WASHINGTON (AP) Georgetown's Hollis Thompson is showing a knack for producing drama on a basketball court.
Just don't expect theatrical descriptions of his big plays afterward.
Thompson's tiebreaking 3-pointer with 24 seconds left capped a comeback from a 17-point deficit, and Jason Clark scored 18 of his 26 points in the second half, helping the ninth-ranked Hoyas beat No. 20 Marquette 73-70 on Wednesday night for their 11th consecutive victory.
Asked to describe that last, pivotal shot, Thompson said: ''Um, I mean, I was open, and my teammates found me.'' Then he paused before adding: ''Honestly, I don't remember.''
Last month, he hit a 3-pointer with 1.8 seconds remaining to lift the Hoyas to a victory over then-No. 12 Alabama. On Wednesday, Thompson had eight of his 16 points in the final 3 1/2 minutes, a show of self-belief after sitting on the sideline for a chunk of the second half, time on the bench that he said felt odd.
''We've said this in jest, but it's true: Hollis' confidence is always flowing. And our confidence in him is always going,'' said Georgetown coach John Thompson III, who's not related to the junior forward. ''We run a play to get him a shot, it goes in, and then his teammates were coming down the court, (saying), 'Let's do this, let's do that,' trying to get him shots.''
Marquette coach Buzz Williams' take on the winning shot?
''We just watched that last clip on the computer. I thought our guys did exactly what we would want them to do,'' Williams said with a hint of a chuckle. ''It was a perfect defensive possession in a lot of ways. He made the shot, though.''
Darius Johnson-Odom and Jae Crowder both got late looks at potential tying 3s for Marquette, but both missed.
The Hoyas (13-1, 3-0 Big East), who are on their longest winning streak in five years, got 13 points from Henry Sims, and key contributions from four freshmen who played significant minutes in the second half. They also wouldn't have had much a chance without Clark, who brought the hosts back by making 6 of 7 shots in the second half, when he scored 18 points.
Georgetown shot 76 percent from the field after halftime.
''That's really hard to overcome,'' said Williams, whose team travels to No. 1 Syracuse on Saturday.
Marquette (12-3, 1-1) lost for the third time in five games, despite 18 points from Johnson-Odom, 17 from Crowder, and 16 from Todd Mayo.
The Golden Eagles led 43-29 at halftime and stretched that to 56-39 on Mayo's 3-pointer with 13:10 left.
''I guess we just felt like we were being embarrassed. We were getting embarrassed,'' Clark said. ''So the second half, we just wanted to turn it up defensively, and our defense turned into our offense.''
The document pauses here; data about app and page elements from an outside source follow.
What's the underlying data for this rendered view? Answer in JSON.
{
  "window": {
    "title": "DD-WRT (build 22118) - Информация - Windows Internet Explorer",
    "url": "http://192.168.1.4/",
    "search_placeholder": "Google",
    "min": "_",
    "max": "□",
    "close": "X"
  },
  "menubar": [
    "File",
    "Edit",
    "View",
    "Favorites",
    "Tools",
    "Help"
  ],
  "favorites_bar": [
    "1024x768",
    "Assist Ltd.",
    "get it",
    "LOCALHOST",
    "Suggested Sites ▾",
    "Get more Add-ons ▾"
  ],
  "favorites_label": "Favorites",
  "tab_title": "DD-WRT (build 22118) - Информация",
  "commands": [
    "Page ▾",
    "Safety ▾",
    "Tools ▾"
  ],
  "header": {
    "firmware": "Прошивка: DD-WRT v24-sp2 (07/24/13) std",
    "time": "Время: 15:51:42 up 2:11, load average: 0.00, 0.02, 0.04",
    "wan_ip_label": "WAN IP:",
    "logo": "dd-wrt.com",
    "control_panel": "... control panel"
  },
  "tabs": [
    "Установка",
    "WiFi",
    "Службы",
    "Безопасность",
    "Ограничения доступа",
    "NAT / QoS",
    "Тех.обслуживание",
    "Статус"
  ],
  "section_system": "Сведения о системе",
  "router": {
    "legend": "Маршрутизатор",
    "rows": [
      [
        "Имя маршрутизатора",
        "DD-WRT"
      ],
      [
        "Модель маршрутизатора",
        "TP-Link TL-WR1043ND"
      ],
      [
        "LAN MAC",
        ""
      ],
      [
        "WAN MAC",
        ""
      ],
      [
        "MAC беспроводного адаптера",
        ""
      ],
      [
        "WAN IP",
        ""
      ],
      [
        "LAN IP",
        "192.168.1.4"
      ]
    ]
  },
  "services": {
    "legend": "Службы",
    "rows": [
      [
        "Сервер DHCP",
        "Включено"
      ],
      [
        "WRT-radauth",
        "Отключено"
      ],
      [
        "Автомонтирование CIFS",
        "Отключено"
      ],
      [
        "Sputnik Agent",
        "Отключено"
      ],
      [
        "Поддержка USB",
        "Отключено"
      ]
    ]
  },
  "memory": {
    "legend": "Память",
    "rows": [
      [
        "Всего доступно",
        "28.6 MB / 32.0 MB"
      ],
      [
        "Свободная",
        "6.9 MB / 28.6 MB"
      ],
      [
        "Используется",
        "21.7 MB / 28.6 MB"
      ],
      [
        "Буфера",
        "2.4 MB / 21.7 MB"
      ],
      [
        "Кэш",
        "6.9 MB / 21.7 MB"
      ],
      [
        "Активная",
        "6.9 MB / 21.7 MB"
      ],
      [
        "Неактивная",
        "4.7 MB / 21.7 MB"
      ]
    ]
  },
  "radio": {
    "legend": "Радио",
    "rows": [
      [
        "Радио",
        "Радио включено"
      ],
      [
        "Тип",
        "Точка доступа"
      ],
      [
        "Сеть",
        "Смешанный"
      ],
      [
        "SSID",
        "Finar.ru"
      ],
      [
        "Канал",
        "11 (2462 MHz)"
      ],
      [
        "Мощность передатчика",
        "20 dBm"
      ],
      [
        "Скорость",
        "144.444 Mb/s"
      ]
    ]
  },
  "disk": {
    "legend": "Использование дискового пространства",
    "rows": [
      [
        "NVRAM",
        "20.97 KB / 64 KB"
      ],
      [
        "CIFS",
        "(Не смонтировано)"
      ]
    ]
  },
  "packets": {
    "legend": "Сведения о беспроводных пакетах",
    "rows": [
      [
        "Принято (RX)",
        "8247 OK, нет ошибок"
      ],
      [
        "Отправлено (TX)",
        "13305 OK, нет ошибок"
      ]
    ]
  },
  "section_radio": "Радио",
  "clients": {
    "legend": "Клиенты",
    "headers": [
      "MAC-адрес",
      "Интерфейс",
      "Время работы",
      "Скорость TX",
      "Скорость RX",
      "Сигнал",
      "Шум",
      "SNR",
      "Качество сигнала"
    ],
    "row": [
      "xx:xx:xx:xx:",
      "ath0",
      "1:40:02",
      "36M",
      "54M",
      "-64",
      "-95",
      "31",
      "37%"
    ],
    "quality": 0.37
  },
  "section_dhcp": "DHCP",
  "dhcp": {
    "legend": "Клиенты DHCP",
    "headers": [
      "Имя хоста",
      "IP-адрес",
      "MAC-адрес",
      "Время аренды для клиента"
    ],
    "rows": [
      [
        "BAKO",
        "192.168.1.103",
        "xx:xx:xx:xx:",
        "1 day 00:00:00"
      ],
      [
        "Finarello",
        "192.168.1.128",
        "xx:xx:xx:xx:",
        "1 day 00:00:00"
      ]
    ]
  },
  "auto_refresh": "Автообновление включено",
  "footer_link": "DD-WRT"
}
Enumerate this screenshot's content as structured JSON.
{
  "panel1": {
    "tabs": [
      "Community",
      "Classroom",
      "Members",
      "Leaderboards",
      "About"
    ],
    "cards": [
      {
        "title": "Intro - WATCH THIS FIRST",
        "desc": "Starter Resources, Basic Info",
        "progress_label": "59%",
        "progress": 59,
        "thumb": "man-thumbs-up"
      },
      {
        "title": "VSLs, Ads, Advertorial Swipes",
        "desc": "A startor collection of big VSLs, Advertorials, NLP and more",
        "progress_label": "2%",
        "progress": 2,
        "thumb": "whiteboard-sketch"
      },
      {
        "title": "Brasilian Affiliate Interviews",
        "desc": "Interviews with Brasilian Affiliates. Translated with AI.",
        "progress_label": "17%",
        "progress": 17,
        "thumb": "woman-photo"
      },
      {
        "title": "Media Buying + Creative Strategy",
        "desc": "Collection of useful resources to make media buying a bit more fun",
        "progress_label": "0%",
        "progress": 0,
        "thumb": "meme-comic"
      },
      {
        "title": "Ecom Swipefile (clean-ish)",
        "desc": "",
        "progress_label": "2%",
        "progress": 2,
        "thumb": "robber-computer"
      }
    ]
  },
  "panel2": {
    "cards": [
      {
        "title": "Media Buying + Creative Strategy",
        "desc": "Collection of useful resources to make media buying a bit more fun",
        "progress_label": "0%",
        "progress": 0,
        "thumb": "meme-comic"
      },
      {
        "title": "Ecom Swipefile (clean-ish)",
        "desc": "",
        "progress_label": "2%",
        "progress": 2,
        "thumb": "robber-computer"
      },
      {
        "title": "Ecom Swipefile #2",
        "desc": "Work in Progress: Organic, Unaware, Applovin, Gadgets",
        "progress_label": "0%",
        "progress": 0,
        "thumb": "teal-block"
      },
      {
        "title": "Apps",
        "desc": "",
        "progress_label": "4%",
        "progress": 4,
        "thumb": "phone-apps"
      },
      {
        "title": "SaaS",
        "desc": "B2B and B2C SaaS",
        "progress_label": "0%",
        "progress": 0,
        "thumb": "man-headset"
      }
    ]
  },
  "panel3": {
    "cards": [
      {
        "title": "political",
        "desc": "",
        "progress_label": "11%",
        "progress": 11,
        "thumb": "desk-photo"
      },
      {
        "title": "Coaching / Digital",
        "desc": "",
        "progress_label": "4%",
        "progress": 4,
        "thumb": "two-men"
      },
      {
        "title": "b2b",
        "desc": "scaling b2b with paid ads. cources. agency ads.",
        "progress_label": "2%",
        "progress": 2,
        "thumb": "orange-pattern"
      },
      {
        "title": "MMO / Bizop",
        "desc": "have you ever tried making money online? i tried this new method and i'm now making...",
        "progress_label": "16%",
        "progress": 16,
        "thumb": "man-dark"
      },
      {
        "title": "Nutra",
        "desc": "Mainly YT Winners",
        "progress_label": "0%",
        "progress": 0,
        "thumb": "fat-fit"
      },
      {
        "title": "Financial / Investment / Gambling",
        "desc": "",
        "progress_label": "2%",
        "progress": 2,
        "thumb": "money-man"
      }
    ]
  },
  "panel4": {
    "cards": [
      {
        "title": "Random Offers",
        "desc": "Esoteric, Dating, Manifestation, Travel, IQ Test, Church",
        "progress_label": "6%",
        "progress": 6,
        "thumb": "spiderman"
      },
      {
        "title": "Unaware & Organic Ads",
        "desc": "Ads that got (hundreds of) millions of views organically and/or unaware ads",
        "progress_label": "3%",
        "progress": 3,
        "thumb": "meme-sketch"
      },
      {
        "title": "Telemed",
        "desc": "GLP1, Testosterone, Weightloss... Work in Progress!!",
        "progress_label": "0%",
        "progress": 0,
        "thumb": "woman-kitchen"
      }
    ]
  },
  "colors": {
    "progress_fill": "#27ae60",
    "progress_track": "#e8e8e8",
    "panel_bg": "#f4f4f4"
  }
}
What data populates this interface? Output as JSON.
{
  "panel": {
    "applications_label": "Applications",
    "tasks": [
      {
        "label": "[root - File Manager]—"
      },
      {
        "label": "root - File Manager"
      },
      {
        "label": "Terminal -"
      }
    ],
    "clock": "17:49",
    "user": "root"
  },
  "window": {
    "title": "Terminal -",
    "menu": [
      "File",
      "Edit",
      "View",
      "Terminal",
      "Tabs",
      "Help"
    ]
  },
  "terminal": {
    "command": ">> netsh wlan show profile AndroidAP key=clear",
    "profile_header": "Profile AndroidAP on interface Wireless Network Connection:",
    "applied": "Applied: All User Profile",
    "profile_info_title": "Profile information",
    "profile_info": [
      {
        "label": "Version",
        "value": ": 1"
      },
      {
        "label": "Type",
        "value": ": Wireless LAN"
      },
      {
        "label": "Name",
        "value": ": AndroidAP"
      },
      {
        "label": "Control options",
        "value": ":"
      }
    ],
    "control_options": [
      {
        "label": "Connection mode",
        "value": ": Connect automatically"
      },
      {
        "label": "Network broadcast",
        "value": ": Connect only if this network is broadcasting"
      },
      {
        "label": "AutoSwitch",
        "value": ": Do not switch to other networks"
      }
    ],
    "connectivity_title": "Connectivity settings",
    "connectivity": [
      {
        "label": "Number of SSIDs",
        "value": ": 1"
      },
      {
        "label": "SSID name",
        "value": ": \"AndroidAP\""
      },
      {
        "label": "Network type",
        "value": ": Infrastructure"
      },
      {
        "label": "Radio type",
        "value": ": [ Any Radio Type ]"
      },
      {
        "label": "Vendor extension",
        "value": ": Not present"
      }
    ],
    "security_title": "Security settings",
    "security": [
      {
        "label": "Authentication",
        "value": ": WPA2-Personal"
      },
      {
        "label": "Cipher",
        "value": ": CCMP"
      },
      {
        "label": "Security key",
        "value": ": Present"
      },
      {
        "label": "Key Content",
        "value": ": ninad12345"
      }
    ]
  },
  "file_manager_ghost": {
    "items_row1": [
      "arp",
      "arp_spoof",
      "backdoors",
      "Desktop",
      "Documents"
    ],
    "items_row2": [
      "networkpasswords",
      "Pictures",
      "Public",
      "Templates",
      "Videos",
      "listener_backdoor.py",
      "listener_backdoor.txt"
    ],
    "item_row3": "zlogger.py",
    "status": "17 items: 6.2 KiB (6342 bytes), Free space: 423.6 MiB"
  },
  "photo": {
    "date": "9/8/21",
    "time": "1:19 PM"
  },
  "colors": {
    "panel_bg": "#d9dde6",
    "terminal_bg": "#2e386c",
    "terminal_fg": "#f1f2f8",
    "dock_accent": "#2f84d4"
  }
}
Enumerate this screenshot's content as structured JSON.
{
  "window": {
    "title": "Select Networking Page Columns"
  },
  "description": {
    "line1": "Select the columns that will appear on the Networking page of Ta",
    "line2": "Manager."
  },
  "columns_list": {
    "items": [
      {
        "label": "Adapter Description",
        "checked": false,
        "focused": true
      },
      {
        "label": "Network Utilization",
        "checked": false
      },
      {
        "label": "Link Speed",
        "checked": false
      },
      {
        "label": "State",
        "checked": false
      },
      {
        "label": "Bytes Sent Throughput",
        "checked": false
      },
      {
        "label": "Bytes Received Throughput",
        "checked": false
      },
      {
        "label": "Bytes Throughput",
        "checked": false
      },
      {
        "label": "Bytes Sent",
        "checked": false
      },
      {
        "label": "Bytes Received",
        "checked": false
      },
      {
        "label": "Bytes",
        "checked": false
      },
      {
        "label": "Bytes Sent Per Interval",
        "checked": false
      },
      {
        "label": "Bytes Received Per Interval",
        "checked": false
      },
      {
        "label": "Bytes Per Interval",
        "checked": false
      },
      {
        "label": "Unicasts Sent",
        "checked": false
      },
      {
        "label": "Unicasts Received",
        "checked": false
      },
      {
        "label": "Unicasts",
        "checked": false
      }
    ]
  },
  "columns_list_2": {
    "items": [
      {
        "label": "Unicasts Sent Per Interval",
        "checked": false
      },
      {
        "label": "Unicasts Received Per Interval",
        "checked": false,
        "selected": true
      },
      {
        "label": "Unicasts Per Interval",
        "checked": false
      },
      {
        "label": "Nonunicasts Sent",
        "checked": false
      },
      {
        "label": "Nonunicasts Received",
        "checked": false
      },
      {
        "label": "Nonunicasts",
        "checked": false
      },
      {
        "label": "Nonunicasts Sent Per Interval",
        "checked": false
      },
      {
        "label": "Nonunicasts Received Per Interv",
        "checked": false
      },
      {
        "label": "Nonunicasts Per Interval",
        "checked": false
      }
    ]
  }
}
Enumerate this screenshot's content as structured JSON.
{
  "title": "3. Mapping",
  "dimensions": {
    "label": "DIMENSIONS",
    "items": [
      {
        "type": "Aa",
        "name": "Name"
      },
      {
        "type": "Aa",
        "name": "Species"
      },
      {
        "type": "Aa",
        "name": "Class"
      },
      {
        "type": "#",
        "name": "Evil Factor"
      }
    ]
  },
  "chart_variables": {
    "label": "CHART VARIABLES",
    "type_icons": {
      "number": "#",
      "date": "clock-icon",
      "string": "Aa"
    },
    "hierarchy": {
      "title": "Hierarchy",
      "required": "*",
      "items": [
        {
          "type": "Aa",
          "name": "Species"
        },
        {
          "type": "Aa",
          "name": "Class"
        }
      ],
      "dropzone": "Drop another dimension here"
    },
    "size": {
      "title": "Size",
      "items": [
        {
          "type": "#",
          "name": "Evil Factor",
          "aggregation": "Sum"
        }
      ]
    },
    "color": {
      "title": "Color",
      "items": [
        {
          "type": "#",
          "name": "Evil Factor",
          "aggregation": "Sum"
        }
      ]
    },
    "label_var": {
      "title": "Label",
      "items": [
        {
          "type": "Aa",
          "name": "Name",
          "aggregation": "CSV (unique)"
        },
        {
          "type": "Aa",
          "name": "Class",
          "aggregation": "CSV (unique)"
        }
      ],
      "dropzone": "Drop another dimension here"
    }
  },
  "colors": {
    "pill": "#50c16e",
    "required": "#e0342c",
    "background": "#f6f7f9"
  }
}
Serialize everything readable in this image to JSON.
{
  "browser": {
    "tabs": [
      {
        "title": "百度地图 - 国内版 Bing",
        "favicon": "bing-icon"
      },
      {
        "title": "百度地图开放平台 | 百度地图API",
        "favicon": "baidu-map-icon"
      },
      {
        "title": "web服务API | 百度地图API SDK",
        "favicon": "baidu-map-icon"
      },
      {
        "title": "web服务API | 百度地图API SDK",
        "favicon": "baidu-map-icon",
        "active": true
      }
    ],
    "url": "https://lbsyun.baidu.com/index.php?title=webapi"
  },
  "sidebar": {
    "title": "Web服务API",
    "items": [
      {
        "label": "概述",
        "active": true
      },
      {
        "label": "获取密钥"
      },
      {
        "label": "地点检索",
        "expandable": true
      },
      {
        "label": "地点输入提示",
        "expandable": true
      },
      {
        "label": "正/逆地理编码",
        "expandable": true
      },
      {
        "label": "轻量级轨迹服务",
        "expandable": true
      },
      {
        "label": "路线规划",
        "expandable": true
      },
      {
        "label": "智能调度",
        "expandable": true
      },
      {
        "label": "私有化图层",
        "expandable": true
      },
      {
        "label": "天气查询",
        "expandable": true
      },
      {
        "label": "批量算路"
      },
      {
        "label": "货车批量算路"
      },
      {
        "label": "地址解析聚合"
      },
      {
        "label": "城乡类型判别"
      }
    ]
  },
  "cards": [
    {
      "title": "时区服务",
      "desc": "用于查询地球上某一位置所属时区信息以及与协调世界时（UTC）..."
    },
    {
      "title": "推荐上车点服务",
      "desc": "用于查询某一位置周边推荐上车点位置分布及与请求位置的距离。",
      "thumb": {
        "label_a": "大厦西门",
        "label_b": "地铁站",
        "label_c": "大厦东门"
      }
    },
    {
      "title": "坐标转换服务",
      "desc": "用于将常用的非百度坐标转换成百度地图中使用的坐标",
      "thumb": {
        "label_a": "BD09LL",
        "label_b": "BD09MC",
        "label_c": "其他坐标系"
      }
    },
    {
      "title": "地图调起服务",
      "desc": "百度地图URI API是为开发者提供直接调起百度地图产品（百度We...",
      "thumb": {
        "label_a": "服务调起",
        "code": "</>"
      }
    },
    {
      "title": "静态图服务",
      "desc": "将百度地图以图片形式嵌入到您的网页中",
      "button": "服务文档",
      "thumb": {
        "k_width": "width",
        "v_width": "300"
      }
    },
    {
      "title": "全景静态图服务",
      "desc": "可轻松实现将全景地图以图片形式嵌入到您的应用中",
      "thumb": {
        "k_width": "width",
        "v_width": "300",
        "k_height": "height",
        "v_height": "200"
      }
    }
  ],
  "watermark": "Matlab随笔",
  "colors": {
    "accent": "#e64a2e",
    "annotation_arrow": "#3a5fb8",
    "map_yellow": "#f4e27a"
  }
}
With starters Sims and Thompson sitting with three fouls each in the second half, Georgetown went with a lineup of freshmen Jabril Trawick, Otto Porter, Greg Whittington and Mikael Hopkins, along with Clark, a senior guard. Something clicked, because the Hoyas starting chipping away at that big deficit.
''They come in and contribute so well that you don't even know there's four freshmen out there,'' Clark said.
He did most of the scoring in the rally, including a 3-pointer and a three-point play. And when Sims went back in and made 1 of 2 free throws, then assisted on Porter's backdoor cut for a layup, suddenly Marquette's lead was down to 62-57 with a little more than 7 minutes remaining.
It helped that Marquette went cold for a stretch, going more than 7 1/2 minutes between field goals.
When Thompson swished a 3, the Hoyas were only down 66-64, and his fallaway baseline jumper tied it. After yet another Marquette turnover, Sims' layup put Georgetown ahead 68-66 with a little more than 2 minutes to go. After the teams traded scores, the game was tied at 70-all when Thompson made his biggest basket of the game.
''I was open,'' he said, ''so I took the shots.''